Did you know that EatSouth is actually EAT South because EAT is an acronym standing for Educate, Act and Transform? And certainly it’s a good thing to give presentations to local kids about healthy eating. It’s good to show people how food is grown and to talk to them about food waste and organic farming and sustainable agriculture. It’s better to have a downtown urban farm than a toxic Superfund site.

But it would also be better to have a local food awareness group that was promoting vegetarian potlucks and environmentalism that didn’t feel like a greenwashing campaign for a gigantic corporate real estate holdings with fingers in nearly every pot of money for miles.

Speaking of good eating, who doesn’t love biscuits?

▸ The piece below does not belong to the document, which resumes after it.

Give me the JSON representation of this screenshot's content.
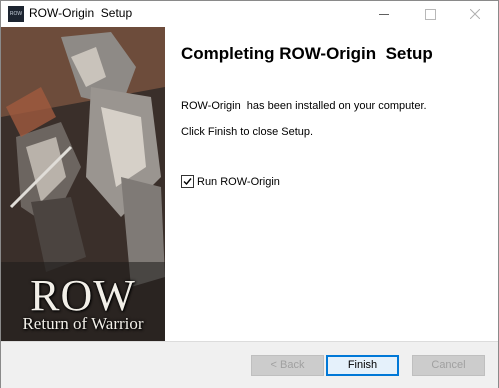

According to the March 2014 issue of River Region Living magazine, the Poarch Creek Indian casino (Wind Creek) will give $5,000 to EatSouth for every Montgomery Biscuits home run hit in 2013. I’m no minor league baseball historian, but the Biscuits hit 72 homers in 2013. That’s 72 homers x $5,000 = $360,000. That’s a sweet pile of syrup for Edwin Marty (who is by accounts a pretty nice guy) to be walking away from.

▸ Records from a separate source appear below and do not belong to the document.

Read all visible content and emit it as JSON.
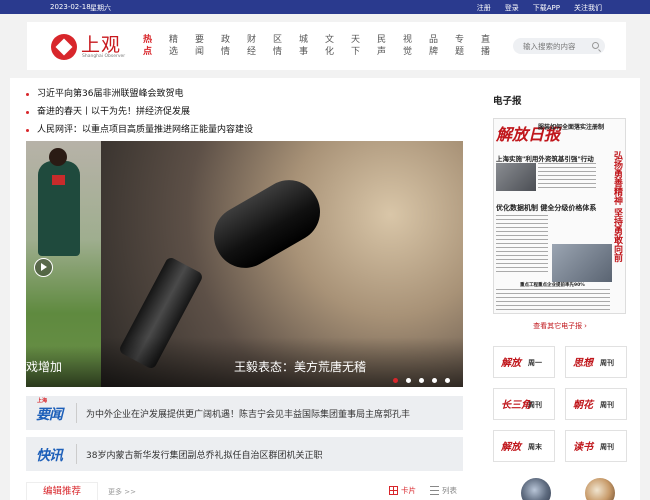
{
  "topbar": {
    "date": "2023-02-18",
    "weekday": "星期六",
    "links": [
      "注册",
      "登录",
      "下载APP",
      "关注我们"
    ]
  },
  "header": {
    "logo_text": "上观",
    "logo_sub": "Shanghai Observer",
    "nav": [
      {
        "l1": "热",
        "l2": "点",
        "active": true
      },
      {
        "l1": "精",
        "l2": "选"
      },
      {
        "l1": "要",
        "l2": "闻"
      },
      {
        "l1": "政",
        "l2": "情"
      },
      {
        "l1": "财",
        "l2": "经"
      },
      {
        "l1": "区",
        "l2": "情"
      },
      {
        "l1": "城",
        "l2": "事"
      },
      {
        "l1": "文",
        "l2": "化"
      },
      {
        "l1": "天",
        "l2": "下"
      },
      {
        "l1": "民",
        "l2": "声"
      },
      {
        "l1": "视",
        "l2": "觉"
      },
      {
        "l1": "品",
        "l2": "牌"
      },
      {
        "l1": "专",
        "l2": "题"
      },
      {
        "l1": "直",
        "l2": "播"
      }
    ],
    "search_placeholder": "输入搜索的内容"
  },
  "headlines": [
    "习近平向第36届非洲联盟峰会致贺电",
    "奋进的春天丨以干为先！拼经济促发展",
    "人民网评：以重点项目高质量推进网络正能量内容建设"
  ],
  "carousel": {
    "left_caption": "戏增加",
    "main_caption": "王毅表态：美方荒唐无稽",
    "slide_count": 5,
    "active_index": 0
  },
  "flash": [
    {
      "logo": "要闻",
      "logo_tag": "上海",
      "text": "为中外企业在沪发展提供更广阔机遇！陈吉宁会见丰益国际集团董事局主席郭孔丰"
    },
    {
      "logo": "快讯",
      "logo_tag": "",
      "text": "38岁内蒙古新华发行集团副总乔礼拟任自治区群团机关正职"
    }
  ],
  "editor": {
    "tab": "编辑推荐",
    "more": "更多 >>",
    "card_label": "卡片",
    "list_label": "列表"
  },
  "sidebar": {
    "title": "电子报",
    "paper": {
      "masthead": "解放日报",
      "top_headline": "服装如何全面落实注册制",
      "h1": "上海实施\"利用外资筑基引强\"行动",
      "h2": "优化数据机制 健全分级价格体系",
      "h3": "重点工程重点企业提前率先90%",
      "vertical": "弘扬勇善精神 坚持勇敢向前"
    },
    "other_link": "查看其它电子报",
    "weeklies": [
      {
        "logo": "解放",
        "sub": "周一"
      },
      {
        "logo": "思想",
        "sub": "周刊"
      },
      {
        "logo": "长三角",
        "sub": "周刊"
      },
      {
        "logo": "朝花",
        "sub": "周刊"
      },
      {
        "logo": "解放",
        "sub": "周末"
      },
      {
        "logo": "读书",
        "sub": "周刊"
      }
    ]
  },
  "colors": {
    "topbar": "#2a3a8e",
    "accent_red": "#d8262b",
    "flash_blue": "#1d5fb9"
  }
}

EatSouth’s website says that such numbers only reflect a small portion of their operating budget. Their funding website says that 20 percent of their income comes from produce sales (we understand they run a legitimately great CSA), 20 percent grants, 25 percent corporate support, 20 percent individual donations, 10 percent events, and 5 percent program service fees. The only event of theirs we’ve ever been to out at Hampstead  was some kind of beer tasting. It was pretty good.

We live in a world where image is everything, and a lot of good people think that having a food-centered non-profit is a good rebuttal to the existing stereotype of Montgomery as a crime-ridden blight factory. But if it’s important to look beyond the superficial image of Montgomery as dumpy, it’s also important to look beyond the image projected by alternative narratives. It’s crucial to be clear-eyed about tangible results being created and what money is creating them. And in that sense, EatSouth is leaving us hungry for more.

Biscuits Beat Rays

We went to see the Montgomery Biscuits hosts their pro affiliates, the Tampa Bay Devil Rays (we’re never dropping the “devil,” no matter what the marketing people say). The minor league guys won!

It was a nice day for baseball once the gray clouds passed by and the sun broke through. The stadium was full (early reports say this was the 6th largest crowd in Riverwalk Stadium history). Everyone was in a good mood.

Rather than write up the game, we’ll hold off on saying a lot more about the new season because Opening Night is Thursday. We might say more then. The Biscuits have a new manager and a bunch of new faces on the team.

Until then, go back and read the tremendous volume of writing (and robust conversation in the comments section) from our season preview from 2012. Enjoy!